Health is much more than the absence of disease. A number of factors have an impact on the health of individuals and communities, including income, economic development, housing, food security, environment, education and self-determination.
When environment is looked at through a health lens, we see that:
- Climate change, the quality of drinking water, mining and development, and environmental contaminants are having a disproportionately high impact on Inuit.
- Inuit have a very close connection to the land. That means Inuit health is linked to the health of the environment in which they live and the accessibility, quantity, and quality of land-based resources they rely on for food and shelter.
In 2010, Inuit Tuttarvingat has prepared a discussion paper on climate change, biodiversity and their impact on Inuit health, “Arctic Biodiversity and Inuit Health”.

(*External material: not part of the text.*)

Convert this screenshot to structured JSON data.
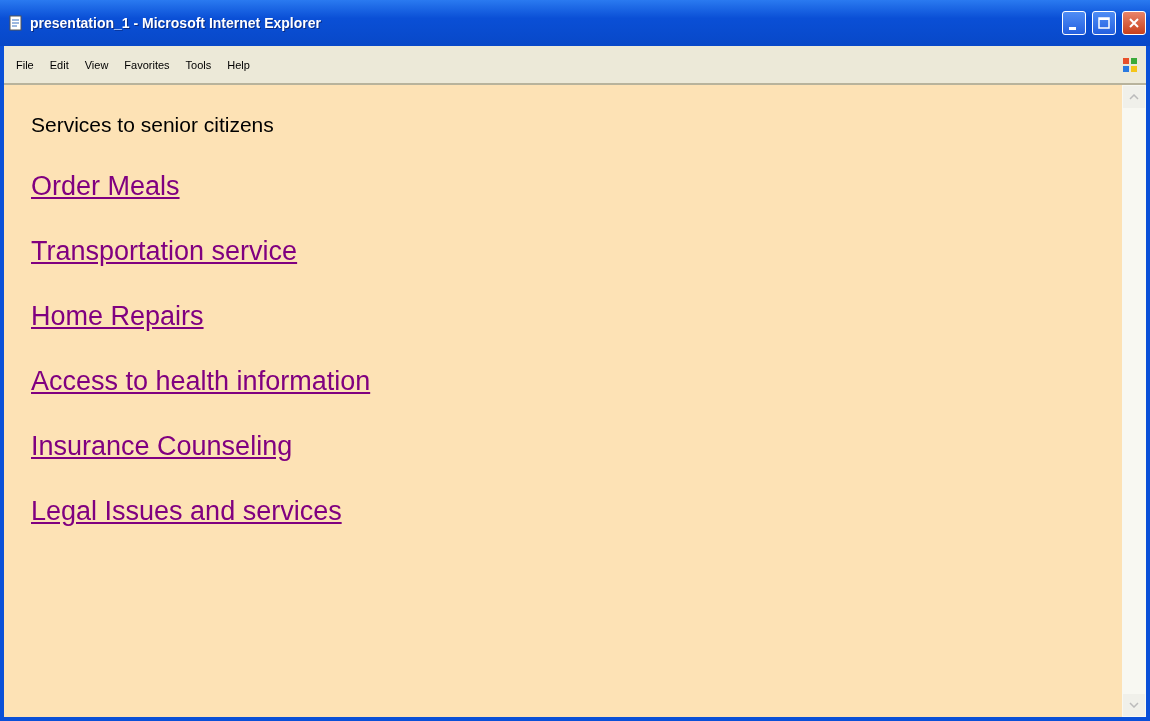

Inuit continue to consume country foods such as marine mammals, caribou, and fish. Environmental contaminants, such as methyl mercury, are present in the Arctic food chain and pose a threat to the health of Inuit. However, country foods remain the most healthy food choice for Inuit. What is most disruptive to the well-being of Inuit is the psychological effect, or mental wellness impacts, of the characterization of traditional foods as dangerous, or wrong. Country foods are a major part of Inuit culture, and therefore part of the individual and social well-being.